(Stored data)
• • • • •
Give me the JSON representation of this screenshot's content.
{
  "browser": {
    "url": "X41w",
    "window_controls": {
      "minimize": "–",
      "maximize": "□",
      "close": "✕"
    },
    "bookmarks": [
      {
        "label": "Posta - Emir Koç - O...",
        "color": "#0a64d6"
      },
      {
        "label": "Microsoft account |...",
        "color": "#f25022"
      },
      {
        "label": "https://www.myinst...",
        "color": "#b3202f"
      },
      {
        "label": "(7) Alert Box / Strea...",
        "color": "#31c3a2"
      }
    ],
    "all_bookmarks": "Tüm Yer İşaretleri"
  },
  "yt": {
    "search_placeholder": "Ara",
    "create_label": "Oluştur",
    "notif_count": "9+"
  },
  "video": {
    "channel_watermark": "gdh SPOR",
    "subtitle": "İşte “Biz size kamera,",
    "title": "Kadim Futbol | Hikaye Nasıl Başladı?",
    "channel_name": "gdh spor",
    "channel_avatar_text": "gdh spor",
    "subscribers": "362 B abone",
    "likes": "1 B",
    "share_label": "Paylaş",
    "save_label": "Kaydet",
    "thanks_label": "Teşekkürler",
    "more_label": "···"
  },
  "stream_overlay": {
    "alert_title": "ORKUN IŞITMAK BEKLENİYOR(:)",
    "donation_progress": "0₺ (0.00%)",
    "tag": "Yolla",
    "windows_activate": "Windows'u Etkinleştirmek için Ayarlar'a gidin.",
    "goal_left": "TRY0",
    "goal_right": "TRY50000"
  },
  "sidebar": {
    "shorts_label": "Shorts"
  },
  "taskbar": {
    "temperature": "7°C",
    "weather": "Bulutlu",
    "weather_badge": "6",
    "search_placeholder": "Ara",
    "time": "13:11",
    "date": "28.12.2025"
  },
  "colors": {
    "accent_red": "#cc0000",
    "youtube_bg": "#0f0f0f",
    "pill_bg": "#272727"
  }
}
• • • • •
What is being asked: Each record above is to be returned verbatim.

Reply to the task:
Give me the JSON representation of this screenshot's content.
{
  "browser": {
    "url": "X41w",
    "window_controls": {
      "minimize": "–",
      "maximize": "□",
      "close": "✕"
    },
    "bookmarks": [
      {
        "label": "Posta - Emir Koç - O...",
        "color": "#0a64d6"
      },
      {
        "label": "Microsoft account |...",
        "color": "#f25022"
      },
      {
        "label": "https://www.myinst...",
        "color": "#b3202f"
      },
      {
        "label": "(7) Alert Box / Strea...",
        "color": "#31c3a2"
      }
    ],
    "all_bookmarks": "Tüm Yer İşaretleri"
  },
  "yt": {
    "search_placeholder": "Ara",
    "create_label": "Oluştur",
    "notif_count": "9+"
  },
  "video": {
    "channel_watermark": "gdh SPOR",
    "subtitle": "İşte “Biz size kamera,",
    "title": "Kadim Futbol | Hikaye Nasıl Başladı?",
    "channel_name": "gdh spor",
    "channel_avatar_text": "gdh spor",
    "subscribers": "362 B abone",
    "likes": "1 B",
    "share_label": "Paylaş",
    "save_label": "Kaydet",
    "thanks_label": "Teşekkürler",
    "more_label": "···"
  },
  "stream_overlay": {
    "alert_title": "ORKUN IŞITMAK BEKLENİYOR(:)",
    "donation_progress": "0₺ (0.00%)",
    "tag": "Yolla",
    "windows_activate": "Windows'u Etkinleştirmek için Ayarlar'a gidin.",
    "goal_left": "TRY0",
    "goal_right": "TRY50000"
  },
  "sidebar": {
    "shorts_label": "Shorts"
  },
  "taskbar": {
    "temperature": "7°C",
    "weather": "Bulutlu",
    "weather_badge": "6",
    "search_placeholder": "Ara",
    "time": "13:11",
    "date": "28.12.2025"
  },
  "colors": {
    "accent_red": "#cc0000",
    "youtube_bg": "#0f0f0f",
    "pill_bg": "#272727"
  }
}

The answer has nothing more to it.